As yoga teachers, we’ve all heard the complaint that the market is saturated with yoga classes and it’s hard for newer teachers to find jobs. Here are 5 ideas to break out of the “yoga studio or gym” paradigm and reach a larger student base.
- Teach Schoolteachers
Every Wednesday from 4-5pm, we move tables & chairs out of the way in the Bell Elementary School Library so a group of about 10 schoolteachers can roll out their yoga mats and create an oasis of peace in their day. I charge $60 per class and each person pays their share based on how many Wednesdays they think they can make it. One of the teachers does the math & collects the money. I just show up and teach.Reach out to your kid’s teachers or ask your friends with kids for contacts. Bring the school secretary some cookies and ask her who to talk to. Donate yoga classes to school fundraisers, attend the fundraisers & bring your business cards. Check out this article for more ideas.

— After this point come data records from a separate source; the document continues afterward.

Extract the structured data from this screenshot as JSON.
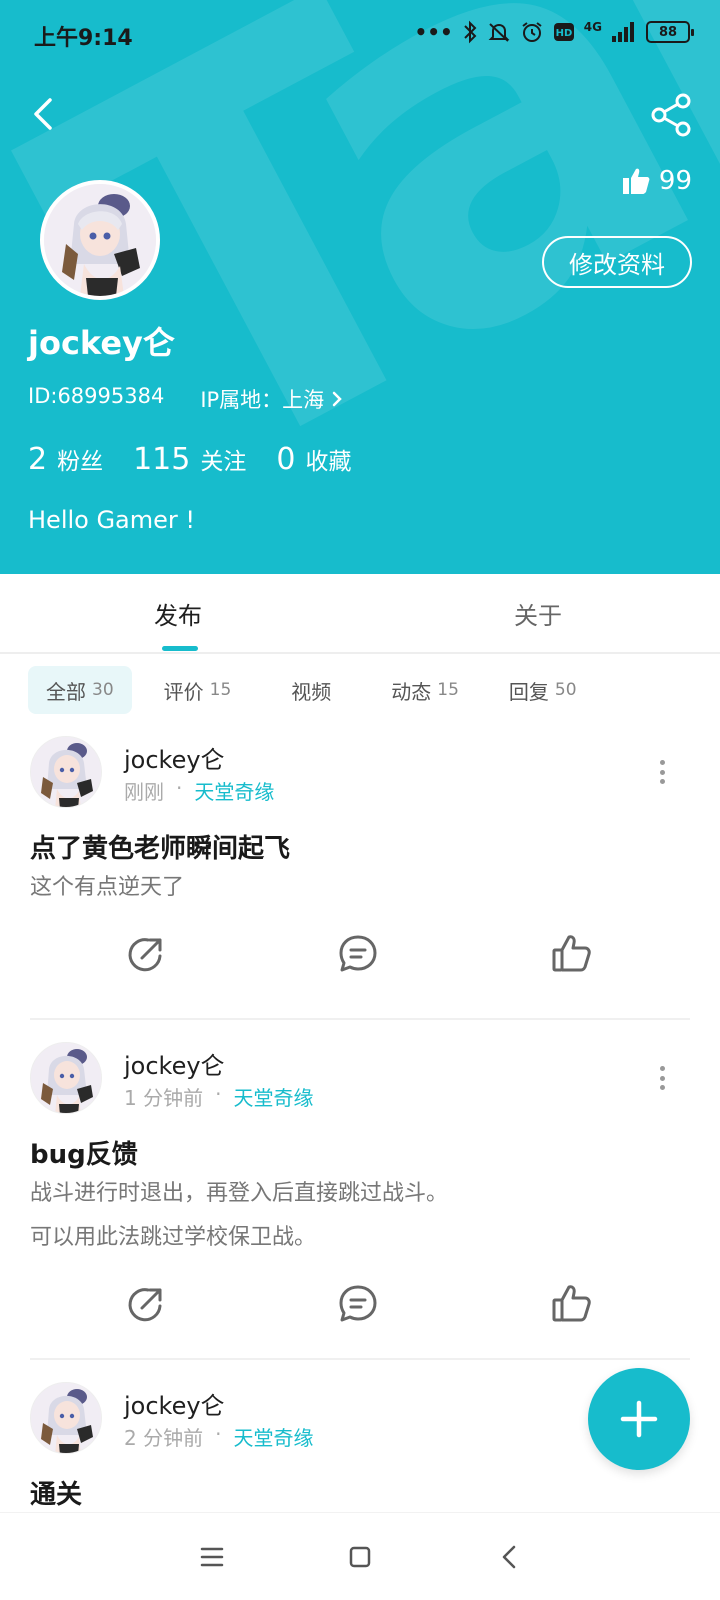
{
  "colors": {
    "accent": "#17bccc",
    "header_bg": "#17bccc",
    "text_dark": "#1f1f1f",
    "text_muted": "#aaaaaa"
  },
  "status_bar": {
    "time": "上午9:14",
    "network": "4G",
    "battery": "88"
  },
  "header": {
    "watermark": "TapTap",
    "likes": "99",
    "edit_label": "修改资料",
    "username": "jockey仑",
    "id_text": "ID:68995384",
    "ip_text": "IP属地：上海",
    "stats": [
      {
        "num": "2",
        "label": "粉丝"
      },
      {
        "num": "115",
        "label": "关注"
      },
      {
        "num": "0",
        "label": "收藏"
      }
    ],
    "bio": "Hello Gamer !"
  },
  "tabs": [
    {
      "label": "发布"
    },
    {
      "label": "关于"
    }
  ],
  "filters": [
    {
      "label": "全部",
      "count": "30"
    },
    {
      "label": "评价",
      "count": "15"
    },
    {
      "label": "视频",
      "count": ""
    },
    {
      "label": "动态",
      "count": "15"
    },
    {
      "label": "回复",
      "count": "50"
    }
  ],
  "posts": [
    {
      "author": "jockey仑",
      "time": "刚刚",
      "game": "天堂奇缘",
      "title": "点了黄色老师瞬间起飞",
      "body": [
        "这个有点逆天了"
      ]
    },
    {
      "author": "jockey仑",
      "time": "1 分钟前",
      "game": "天堂奇缘",
      "title": "bug反馈",
      "body": [
        "战斗进行时退出，再登入后直接跳过战斗。",
        "可以用此法跳过学校保卫战。"
      ]
    },
    {
      "author": "jockey仑",
      "time": "2 分钟前",
      "game": "天堂奇缘",
      "title": "通关",
      "body": []
    }
  ],
  "meta_separator": "·",
  "icons": {
    "back": "chevron-left-icon",
    "share": "share-icon",
    "like": "thumbs-up-icon",
    "repost": "repost-icon",
    "comment": "comment-icon",
    "more": "more-vertical-icon",
    "add": "plus-icon",
    "menu": "menu-icon",
    "home": "square-icon",
    "nav_back": "nav-back-icon"
  }
}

- Teach Schoolchildren
Some of the same networking tactics as above could land you a gig teaching children at private schools. If you love kids and think that nothing would be cooler than exposing the next generation to the benefits of yoga, this could turn into a lucrative gig. The main challenge with teaching kids at studios is that people will skip a kid’s class a lot more quickly than they will skip their own. If you come to the kids where they already are every day, you can create a more consistent relationship with them that could influence them for life. Another possibility would be to work with the after school programs at private schools.
- Teach Campers
Summer camps are always looking for activities to keep their charges occupied and calm. Approach the camps in your area in February and again in early Spring to see if you can come up with a mutually beneficial arrangement: you bring some zen into a possibly chaotic environment and they help you pay your bills.
- Teach semi-privately
One of the hardest things about starting new classes is getting enough people there to make it worth your while. Privates are too expensive for many people to do regularly, but semi-privates can be the best of both worlds. If you have a room big enough to hold 4-6 mats in your house then you won’t need to worry about renting out a space or commuting. If your house won’t work, then check with your potential students to see if one of them has a suitable location. If you do need to rent a space, you might be able to rent out a room that isn’t usually used for yoga for a fee that winds up being less than the going rate. Do make sure that you can reserve it by the day and don’t have to commit to a full month.Once you have the space figured out, approach your regular students with the idea of semi-private classes where they can get more attention. Each month, the people involved commit and pay for the classes they are able to attend. If you don’t have enough people to commit on a particular day you can offer the people who do want to come that they can either pay more or you can cancel the class for that day. They pay in advance for the following month.I have a regular group of people who I work with on inversions. In a given month, we will meet anywhere from 1-5 times with anywhere from 4-6 people per class (I cancel if fewer than 4 can make it). I charge each person $15, which winds up being $60-$90 per class, minus the space rental fee. We have a blast, they get the individual attention they need to progress, and we only meet when I’m getting compensated fairly for my time.
- Teach Outside
During the warmer months or if you live in warmer climates, finding a free outside space to teach can be a great way to offer something a wee bit different to your students. Consider forming an alliance with an outdoor gear store to find active people who like to spend time outside.
These are some things that have worked for me in the past, how about you? How have you broken outside the box to help you make a living?